Retaliation can manifest in various forms, including wrongful termination, demotion, pay reduction, unfavorable shift changes, or hostile treatment in the workplace. It’s essential to recognize that retaliation can be subtle and not always overtly expressed, making it crucial to understand the nuances of these actions.

Legal Protections Against Retaliation

Federal and state laws offer protections to employees who face retaliation for engaging in protected activities. Title VII of the Civil Rights Act, the Americans with Disabilities Act (ADA), the Age Discrimination in Employment Act (ADEA), and the Family and Medical Leave Act (FMLA) are among the laws that prohibit retaliation. These laws aim to safeguard employees from punitive actions for asserting their rights.

Proving Workplace Retaliation

Proving workplace retaliation requires establishing a causal link between the protected activity and the adverse action taken by the employer. Documentation of the protected activity and subsequent retaliatory actions is vital. Gathering evidence, such as emails, performance reviews, witness statements, and timelines of events, strengthens the case against retaliation.

Potential Remedies for Retaliation

Employees who have faced retaliation may seek remedies through legal recourse. Remedies sought may include reinstatement, back pay, compensatory damages, and punitive damages.

Contact DeToffol & Gittleman

In the face of workplace retaliation, your well-being and rights matter. If you believe you’ve faced adverse treatment for asserting your rights or reporting wrongdoing, don’t navigate this challenging situation alone. Contact DeToffol & Gittleman today to schedule a consultation and gain the support and guidance you deserve.

We understand the emotional toll and uncertainties that come with experiencing workplace retaliation. Our compassionate team of attorneys is here to listen to your story, evaluate your situation, and provide the legal expertise necessary to protect your rights and pursue justice.

You don’t have to endure retaliation silently. Let us be your advocates in confronting workplace injustice. Together, we’ll stand against retaliatory actions and work towards ensuring that your rights are respected and upheld.
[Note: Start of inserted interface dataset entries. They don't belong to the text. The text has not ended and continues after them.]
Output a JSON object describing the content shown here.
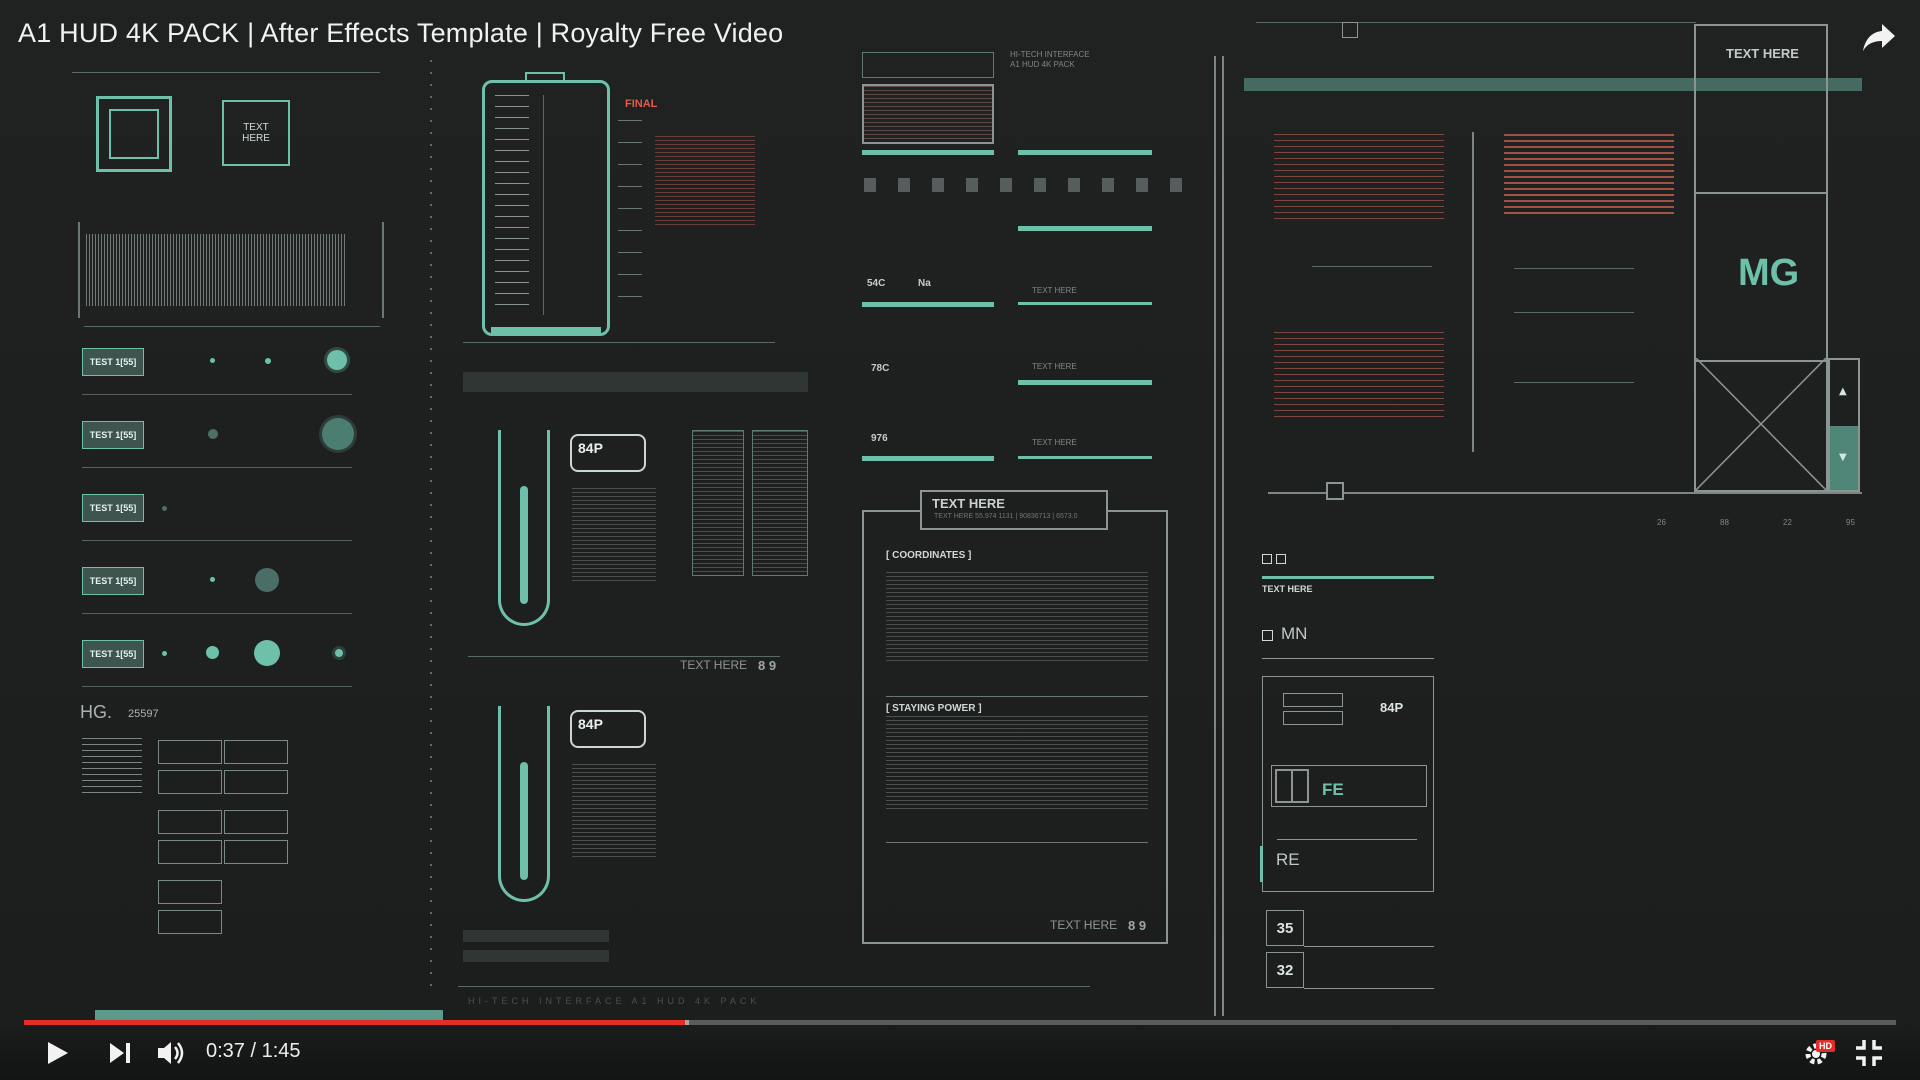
{
  "video": {
    "title": "A1 HUD 4K PACK | After Effects Template | Royalty Free Video",
    "current_time": "0:37",
    "separator": " / ",
    "duration": "1:45",
    "progress_fraction": 0.353,
    "buffered_fraction": 0.355,
    "hd_badge": "HD",
    "accent_color": "#e52d27"
  },
  "controls": {
    "play_icon": "play-icon",
    "next_icon": "next-icon",
    "volume_icon": "volume-icon",
    "settings_icon": "settings-icon",
    "exit_fullscreen_icon": "exit-fullscreen-icon",
    "share_icon": "share-icon"
  },
  "hud": {
    "theme_color": "#6fc0ab",
    "text_here_box": "TEXT\nHERE",
    "test_buttons": [
      "TEST 1[55]",
      "TEST 1[55]",
      "TEST 1[55]",
      "TEST 1[55]",
      "TEST 1[55]"
    ],
    "hg_label": "HG.",
    "hg_value": "25597",
    "final_label": "FINAL",
    "text_here_small": "TEXT HERE",
    "hitech_line1": "HI-TECH INTERFACE",
    "hitech_line2": "A1 HUD 4K PACK",
    "val_54c": "54C",
    "val_na": "Na",
    "val_78c": "78C",
    "val_976": "976",
    "bubble_84p": "84P",
    "text_here_89": "TEXT HERE",
    "num_89": "8 9",
    "panel_title": "TEXT HERE",
    "panel_sub": "TEXT HERE 55.974 1131 | 90836713 | 6573.0",
    "coordinates": "[ COORDINATES ]",
    "staying_power": "[ STAYING POWER ]",
    "bottom_strip": "HI-TECH INTERFACE A1 HUD 4K PACK",
    "right_title": "TEXT HERE",
    "mg": "MG",
    "mn": "MN",
    "fe": "FE",
    "re": "RE",
    "text_here_bold": "TEXT HERE",
    "n35": "35",
    "n32": "32",
    "scale_26": "26",
    "scale_88": "88",
    "scale_22": "22",
    "scale_95": "95",
    "up_arrow": "▲",
    "down_arrow": "▼"
  }
}
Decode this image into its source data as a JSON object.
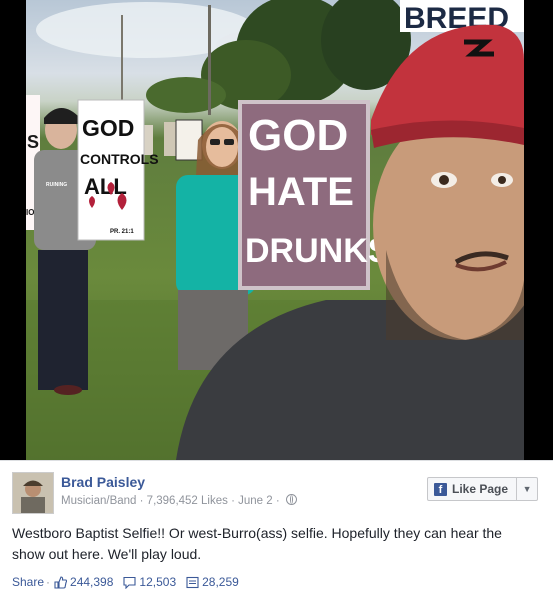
{
  "photo": {
    "signs": {
      "top_right": "BREED",
      "left_partial": "S",
      "left_partial_2": "IO",
      "god_controls": [
        "GOD",
        "CONTROLS",
        "ALL"
      ],
      "god_controls_small": "RUINING",
      "god_controls_ref": "PR. 21:1",
      "god_hates": [
        "GOD",
        "HATE",
        "DRUNKS"
      ]
    }
  },
  "post": {
    "author": "Brad Paisley",
    "category": "Musician/Band",
    "likes_count": "7,396,452 Likes",
    "date": "June 2",
    "like_page_label": "Like Page",
    "caption": "Westboro Baptist Selfie!! Or west-Burro(ass) selfie. Hopefully they can hear the show out here. We'll play loud.",
    "share_label": "Share",
    "likes": "244,398",
    "comments": "12,503",
    "shares": "28,259"
  },
  "colors": {
    "link": "#3b5998",
    "muted": "#90949c",
    "text": "#1d2129"
  }
}
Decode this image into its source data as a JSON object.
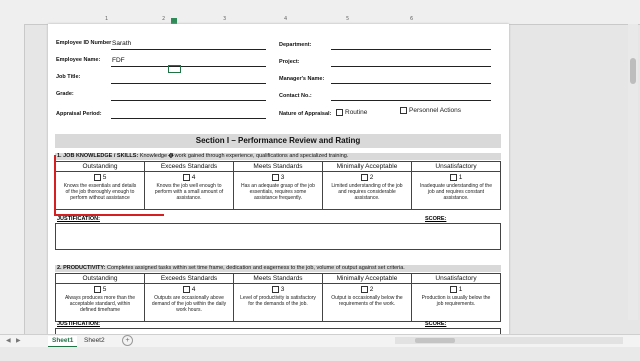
{
  "ruler": {
    "h1": "1",
    "h2": "2",
    "h3": "3",
    "h4": "4",
    "h5": "5",
    "h6": "6"
  },
  "header": {
    "employee_id_label": "Employee ID Number",
    "employee_id_value": "Sarath",
    "employee_name_label": "Employee Name:",
    "employee_name_value": "FDF",
    "job_title_label": "Job Title:",
    "grade_label": "Grade:",
    "appraisal_period_label": "Appraisal Period:",
    "department_label": "Department:",
    "project_label": "Project:",
    "manager_label": "Manager's Name:",
    "contact_label": "Contact No.:",
    "nature_label": "Nature of Appraisal:",
    "routine": "Routine",
    "personnel_actions": "Personnel Actions"
  },
  "section_title": "Section I – Performance Review and Rating",
  "ratings": [
    "Outstanding",
    "Exceeds Standards",
    "Meets Standards",
    "Minimally Acceptable",
    "Unsatisfactory"
  ],
  "scores": [
    "5",
    "4",
    "3",
    "2",
    "1"
  ],
  "criteria": [
    {
      "title": "1. JOB KNOWLEDGE / SKILLS:",
      "desc": " Knowledge of work gained through experience, qualifications and specialized training.",
      "descs": [
        "Knows the essentials and details of the job thoroughly enough to perform without assistance",
        "Knows the job well enough to perform with a small amount of assistance.",
        "Has an adequate grasp of the job essentials, requires some assistance frequently.",
        "Limited understanding of the job and requires considerable assistance.",
        "Inadequate understanding of the job and requires constant assistance."
      ]
    },
    {
      "title": "2. PRODUCTIVITY:",
      "desc": " Completes assigned tasks within set time frame, dedication and eagerness to the job, volume of output against set criteria.",
      "descs": [
        "Always produces more than the acceptable standard, within defined timeframe",
        "Outputs are occasionally above demand of the job within the daily work hours.",
        "Level of productivity is satisfactory for the demands of the job.",
        "Output is occasionally below the requirements of the work.",
        "Production is usually below the job requirements."
      ]
    }
  ],
  "justification_label": "JUSTIFICATION:",
  "score_label": "SCORE:",
  "sheets": [
    "Sheet1",
    "Sheet2"
  ]
}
The information provided in this blog post is for informational purposes only and is not intended to be legal advice. Laws vary significantly from one jurisdiction to another, and therefore, the concepts discussed here may not apply universally or to every case. Furthermore, laws, especially in this field, are subject to frequent changes, so there is no guarantee that the information presented is current or up to date at the time of reading.